I had my first post-chemo haircut last week. I thought it would be emotional, but it wasn’t. It was just a haircut. I did enjoy having my hair washed by someone else: so decadent.

I’ve never been the sort of person who feels at home in salons, and can confirm that little has changed. The hairdresser did do a good job, though, and I am happy with it. It’s nearly 7 months since I finished chemo, and I am chuffed with my new hair.

And because there are simply not enough pouting selfies on tinternet, here is another one for you. ☺

2016-03-13 16.21.58

New haircut.



I haven’t written a blog post in a while, mostly because normal life is tiring!

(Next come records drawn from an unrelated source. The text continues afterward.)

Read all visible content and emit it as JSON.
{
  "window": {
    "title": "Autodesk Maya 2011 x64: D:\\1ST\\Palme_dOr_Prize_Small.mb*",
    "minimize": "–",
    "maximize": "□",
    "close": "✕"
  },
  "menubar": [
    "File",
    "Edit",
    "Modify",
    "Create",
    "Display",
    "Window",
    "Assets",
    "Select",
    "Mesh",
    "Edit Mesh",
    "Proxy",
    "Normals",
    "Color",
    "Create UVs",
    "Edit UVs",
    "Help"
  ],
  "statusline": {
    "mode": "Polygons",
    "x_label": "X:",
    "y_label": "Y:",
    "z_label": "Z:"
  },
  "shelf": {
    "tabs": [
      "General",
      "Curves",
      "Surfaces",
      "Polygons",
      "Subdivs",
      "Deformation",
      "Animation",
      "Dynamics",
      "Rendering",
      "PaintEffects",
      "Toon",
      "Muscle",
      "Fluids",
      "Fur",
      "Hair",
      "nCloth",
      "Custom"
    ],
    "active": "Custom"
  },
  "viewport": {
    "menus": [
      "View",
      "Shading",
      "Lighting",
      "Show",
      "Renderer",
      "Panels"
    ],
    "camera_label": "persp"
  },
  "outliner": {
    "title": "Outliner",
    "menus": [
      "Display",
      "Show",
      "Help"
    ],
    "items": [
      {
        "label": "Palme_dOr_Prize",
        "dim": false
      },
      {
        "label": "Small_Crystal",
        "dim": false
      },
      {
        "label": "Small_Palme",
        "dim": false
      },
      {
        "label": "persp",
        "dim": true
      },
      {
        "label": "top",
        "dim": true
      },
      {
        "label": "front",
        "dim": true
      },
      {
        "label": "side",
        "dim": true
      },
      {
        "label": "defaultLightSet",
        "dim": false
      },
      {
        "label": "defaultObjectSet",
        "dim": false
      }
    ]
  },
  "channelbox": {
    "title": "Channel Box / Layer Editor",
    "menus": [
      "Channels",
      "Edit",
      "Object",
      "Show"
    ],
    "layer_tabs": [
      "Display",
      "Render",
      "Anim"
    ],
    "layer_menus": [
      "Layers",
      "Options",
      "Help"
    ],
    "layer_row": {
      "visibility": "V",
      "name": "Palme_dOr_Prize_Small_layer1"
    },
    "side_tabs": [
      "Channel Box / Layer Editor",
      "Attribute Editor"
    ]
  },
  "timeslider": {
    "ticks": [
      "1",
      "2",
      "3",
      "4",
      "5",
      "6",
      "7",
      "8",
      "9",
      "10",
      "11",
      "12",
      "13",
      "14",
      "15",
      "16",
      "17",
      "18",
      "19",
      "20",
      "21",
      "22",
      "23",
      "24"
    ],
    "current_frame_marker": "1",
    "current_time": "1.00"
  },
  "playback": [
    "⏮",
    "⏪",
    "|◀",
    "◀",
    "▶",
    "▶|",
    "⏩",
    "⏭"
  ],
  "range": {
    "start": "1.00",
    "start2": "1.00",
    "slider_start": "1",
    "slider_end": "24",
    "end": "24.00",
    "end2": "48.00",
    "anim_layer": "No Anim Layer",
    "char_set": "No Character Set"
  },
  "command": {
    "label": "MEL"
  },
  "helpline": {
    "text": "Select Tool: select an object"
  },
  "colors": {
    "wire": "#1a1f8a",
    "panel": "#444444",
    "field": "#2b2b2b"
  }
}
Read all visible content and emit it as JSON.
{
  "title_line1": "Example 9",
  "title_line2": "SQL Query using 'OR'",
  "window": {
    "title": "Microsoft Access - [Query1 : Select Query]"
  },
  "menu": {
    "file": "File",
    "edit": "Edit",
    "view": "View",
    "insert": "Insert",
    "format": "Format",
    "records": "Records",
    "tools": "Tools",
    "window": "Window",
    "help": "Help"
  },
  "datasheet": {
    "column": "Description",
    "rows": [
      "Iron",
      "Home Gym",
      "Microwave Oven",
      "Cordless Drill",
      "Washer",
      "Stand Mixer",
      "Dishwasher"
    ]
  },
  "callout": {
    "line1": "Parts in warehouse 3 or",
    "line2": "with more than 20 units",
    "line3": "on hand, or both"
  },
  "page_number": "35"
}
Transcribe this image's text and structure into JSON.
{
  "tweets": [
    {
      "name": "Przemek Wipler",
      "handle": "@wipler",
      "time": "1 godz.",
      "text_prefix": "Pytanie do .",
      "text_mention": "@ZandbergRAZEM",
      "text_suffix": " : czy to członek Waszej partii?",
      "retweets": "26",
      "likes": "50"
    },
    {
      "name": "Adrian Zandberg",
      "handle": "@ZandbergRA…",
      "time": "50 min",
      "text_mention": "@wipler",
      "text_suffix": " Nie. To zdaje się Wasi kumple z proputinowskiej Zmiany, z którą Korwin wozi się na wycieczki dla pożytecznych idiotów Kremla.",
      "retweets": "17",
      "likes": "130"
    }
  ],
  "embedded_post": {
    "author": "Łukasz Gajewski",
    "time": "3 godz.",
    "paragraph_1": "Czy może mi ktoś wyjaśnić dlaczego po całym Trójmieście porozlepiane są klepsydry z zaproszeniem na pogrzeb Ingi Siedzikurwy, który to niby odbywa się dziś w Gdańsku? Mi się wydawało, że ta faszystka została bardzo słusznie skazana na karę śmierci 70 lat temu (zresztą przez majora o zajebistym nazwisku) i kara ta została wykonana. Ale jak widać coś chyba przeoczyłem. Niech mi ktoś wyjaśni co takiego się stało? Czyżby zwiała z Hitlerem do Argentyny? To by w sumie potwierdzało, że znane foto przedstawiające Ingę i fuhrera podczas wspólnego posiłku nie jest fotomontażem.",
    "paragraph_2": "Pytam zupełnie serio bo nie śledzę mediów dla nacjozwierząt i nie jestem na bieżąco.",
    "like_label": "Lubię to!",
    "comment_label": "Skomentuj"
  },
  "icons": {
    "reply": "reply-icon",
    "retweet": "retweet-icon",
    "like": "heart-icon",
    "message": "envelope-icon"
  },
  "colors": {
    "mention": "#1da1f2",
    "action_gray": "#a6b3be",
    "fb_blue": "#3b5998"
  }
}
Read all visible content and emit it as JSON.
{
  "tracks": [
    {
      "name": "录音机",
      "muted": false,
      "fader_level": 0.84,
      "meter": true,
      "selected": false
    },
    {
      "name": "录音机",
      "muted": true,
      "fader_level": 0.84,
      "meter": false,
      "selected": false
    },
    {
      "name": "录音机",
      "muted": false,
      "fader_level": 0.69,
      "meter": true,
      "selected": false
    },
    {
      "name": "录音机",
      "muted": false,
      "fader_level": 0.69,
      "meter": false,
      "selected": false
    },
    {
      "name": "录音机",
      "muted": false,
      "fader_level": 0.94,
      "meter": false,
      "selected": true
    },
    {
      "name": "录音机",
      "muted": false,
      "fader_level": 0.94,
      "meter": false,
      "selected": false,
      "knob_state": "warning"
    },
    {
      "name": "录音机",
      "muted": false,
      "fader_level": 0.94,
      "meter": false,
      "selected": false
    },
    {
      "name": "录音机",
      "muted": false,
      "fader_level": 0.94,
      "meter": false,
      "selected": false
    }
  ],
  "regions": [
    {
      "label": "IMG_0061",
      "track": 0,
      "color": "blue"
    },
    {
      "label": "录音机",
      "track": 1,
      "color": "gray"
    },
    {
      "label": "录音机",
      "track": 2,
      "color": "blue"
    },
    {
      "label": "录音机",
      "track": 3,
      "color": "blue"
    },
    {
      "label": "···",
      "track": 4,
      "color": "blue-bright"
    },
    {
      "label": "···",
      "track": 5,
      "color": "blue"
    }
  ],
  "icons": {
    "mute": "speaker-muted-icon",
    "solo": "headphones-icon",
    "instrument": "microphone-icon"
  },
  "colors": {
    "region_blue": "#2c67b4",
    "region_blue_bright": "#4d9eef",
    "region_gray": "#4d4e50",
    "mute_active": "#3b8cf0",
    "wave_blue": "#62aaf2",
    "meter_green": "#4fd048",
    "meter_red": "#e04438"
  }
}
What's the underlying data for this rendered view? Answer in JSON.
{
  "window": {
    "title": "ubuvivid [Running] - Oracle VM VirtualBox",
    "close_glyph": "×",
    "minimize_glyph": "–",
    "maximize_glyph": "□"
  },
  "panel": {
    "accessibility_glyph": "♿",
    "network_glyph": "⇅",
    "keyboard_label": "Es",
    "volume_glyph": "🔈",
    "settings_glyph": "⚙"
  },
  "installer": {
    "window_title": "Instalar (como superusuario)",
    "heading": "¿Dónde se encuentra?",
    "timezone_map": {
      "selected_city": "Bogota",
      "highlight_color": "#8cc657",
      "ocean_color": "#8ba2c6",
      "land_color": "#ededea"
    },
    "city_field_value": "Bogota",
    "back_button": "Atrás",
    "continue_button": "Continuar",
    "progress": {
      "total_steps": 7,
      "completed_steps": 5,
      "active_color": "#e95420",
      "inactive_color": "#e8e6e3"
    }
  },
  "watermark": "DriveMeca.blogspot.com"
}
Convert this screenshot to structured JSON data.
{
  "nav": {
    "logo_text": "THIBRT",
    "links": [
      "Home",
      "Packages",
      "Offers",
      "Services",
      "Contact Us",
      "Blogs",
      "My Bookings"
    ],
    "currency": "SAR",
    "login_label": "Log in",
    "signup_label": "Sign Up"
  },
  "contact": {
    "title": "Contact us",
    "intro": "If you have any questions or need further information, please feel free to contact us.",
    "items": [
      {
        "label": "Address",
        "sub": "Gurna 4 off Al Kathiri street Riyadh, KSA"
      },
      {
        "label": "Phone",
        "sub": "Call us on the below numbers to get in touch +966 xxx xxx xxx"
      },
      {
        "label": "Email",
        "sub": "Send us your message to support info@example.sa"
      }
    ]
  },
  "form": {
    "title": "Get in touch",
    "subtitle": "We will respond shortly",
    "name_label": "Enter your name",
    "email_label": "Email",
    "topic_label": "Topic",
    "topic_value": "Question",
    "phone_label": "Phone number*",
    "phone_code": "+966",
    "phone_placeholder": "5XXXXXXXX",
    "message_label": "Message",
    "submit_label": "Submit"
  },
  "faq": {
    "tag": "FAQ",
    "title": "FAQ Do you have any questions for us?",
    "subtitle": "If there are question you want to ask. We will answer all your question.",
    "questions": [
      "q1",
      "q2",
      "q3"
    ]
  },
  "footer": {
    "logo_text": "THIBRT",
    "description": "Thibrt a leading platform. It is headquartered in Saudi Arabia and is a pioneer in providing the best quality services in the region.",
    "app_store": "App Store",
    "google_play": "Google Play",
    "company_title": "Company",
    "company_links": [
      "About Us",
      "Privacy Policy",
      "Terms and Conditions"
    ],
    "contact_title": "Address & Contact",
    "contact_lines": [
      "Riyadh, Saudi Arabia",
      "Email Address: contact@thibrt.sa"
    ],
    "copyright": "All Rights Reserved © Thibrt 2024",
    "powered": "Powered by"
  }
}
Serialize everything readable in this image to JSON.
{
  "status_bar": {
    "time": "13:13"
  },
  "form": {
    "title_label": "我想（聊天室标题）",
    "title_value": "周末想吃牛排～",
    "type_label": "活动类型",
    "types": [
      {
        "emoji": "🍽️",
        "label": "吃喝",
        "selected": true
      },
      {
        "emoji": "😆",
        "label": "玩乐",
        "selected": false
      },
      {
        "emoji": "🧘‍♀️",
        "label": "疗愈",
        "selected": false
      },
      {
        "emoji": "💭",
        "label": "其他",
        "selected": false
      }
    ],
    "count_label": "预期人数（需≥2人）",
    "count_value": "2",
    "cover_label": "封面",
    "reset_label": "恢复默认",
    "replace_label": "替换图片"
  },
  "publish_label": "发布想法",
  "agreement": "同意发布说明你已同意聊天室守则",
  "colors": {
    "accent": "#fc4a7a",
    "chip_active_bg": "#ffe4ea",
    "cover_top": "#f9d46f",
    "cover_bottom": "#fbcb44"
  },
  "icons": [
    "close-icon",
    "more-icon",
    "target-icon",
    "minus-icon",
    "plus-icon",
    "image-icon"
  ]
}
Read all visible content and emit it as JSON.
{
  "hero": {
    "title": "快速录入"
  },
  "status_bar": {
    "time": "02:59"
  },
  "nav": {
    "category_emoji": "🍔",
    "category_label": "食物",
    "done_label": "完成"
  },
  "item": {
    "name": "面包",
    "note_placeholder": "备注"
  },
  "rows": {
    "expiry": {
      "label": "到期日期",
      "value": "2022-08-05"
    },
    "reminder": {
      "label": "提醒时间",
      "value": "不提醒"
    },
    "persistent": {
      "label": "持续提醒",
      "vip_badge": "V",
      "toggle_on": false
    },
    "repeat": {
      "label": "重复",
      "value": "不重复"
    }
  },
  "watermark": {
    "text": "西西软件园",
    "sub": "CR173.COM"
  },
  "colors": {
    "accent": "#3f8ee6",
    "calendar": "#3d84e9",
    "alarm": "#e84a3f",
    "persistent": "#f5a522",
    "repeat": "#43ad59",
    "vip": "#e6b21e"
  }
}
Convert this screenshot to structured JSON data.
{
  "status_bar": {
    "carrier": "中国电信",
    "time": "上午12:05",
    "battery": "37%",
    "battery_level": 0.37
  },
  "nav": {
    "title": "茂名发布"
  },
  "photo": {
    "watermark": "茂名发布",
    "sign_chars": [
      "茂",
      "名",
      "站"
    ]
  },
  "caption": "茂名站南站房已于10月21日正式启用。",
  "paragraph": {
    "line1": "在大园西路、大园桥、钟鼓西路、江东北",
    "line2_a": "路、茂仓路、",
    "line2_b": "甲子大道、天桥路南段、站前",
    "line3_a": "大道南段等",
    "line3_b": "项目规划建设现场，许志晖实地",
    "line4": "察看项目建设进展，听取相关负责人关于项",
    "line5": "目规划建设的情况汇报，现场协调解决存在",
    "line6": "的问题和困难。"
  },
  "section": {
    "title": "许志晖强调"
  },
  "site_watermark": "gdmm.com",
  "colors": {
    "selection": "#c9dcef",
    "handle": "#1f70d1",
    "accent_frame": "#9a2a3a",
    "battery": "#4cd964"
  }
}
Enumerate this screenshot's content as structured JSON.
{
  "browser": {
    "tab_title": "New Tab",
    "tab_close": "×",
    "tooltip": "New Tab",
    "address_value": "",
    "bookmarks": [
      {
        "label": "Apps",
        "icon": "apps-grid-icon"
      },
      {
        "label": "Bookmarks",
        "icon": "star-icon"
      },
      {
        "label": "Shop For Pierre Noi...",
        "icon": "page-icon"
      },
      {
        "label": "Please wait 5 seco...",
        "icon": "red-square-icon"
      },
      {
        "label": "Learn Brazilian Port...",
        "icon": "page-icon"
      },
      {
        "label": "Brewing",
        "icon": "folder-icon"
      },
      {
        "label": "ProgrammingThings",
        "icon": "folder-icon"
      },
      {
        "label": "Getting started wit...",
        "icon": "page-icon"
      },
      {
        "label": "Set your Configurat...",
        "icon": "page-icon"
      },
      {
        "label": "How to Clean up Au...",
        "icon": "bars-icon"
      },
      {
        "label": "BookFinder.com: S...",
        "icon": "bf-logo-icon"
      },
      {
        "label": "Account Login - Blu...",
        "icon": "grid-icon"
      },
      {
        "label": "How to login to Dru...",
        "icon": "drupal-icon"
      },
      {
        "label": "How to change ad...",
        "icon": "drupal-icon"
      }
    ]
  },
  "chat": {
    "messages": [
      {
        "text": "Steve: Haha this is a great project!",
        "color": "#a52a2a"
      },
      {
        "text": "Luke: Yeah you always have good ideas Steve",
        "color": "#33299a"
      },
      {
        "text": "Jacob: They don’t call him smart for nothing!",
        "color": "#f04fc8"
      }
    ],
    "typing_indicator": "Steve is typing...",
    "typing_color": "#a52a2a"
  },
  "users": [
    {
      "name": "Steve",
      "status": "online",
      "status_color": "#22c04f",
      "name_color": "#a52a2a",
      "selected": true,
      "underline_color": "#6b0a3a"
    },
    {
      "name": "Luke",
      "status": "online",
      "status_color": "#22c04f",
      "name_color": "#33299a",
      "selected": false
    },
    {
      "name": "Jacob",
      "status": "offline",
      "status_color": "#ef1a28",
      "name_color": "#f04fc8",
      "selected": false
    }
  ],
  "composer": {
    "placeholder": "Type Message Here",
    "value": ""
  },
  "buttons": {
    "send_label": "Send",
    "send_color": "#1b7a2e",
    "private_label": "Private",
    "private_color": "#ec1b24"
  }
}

It’s over a month now since radiotherapy finished, and I am enjoying being an ‘average’ human again.

I had a hospital appointment today and realised that I hadn’t been to my local hospital all year! Mad. Of course, I have earned many frequent flier miles at the Oxford one in 2016.

I was diagnosed soon after Easter last year, and the anniversary is fast approaching. We are going on a little family holiday soon, partly to celebrate the end of active treatment, and partly to treat the kids, who have not had an easy 12 months.

It’s my birthday next week. I have always loved birthdays, but I’ve never before been so happy about getting older. 😊 

A couple of weeks after I finished the rads, two nasty red lines appeared on my collarbone. I thought it looked bad, but actually I got off lightly. Radiotherapy can cause permanent skin damage, such as burns and painful welts. If you don’t believe me, do a Google image search. But not right after a meal.

I have been warned that I may get more skin damage in the next few months, but I think it’ll be fine.

The first photo is when my burns appeared, a couple of weeks post-radiation (21 Feb) . This is when I decided to pray specifically for my skin to heal. The next photo was taken two days later. The third is from today (16 days after the original photo.) It doesn’t hurt at all now.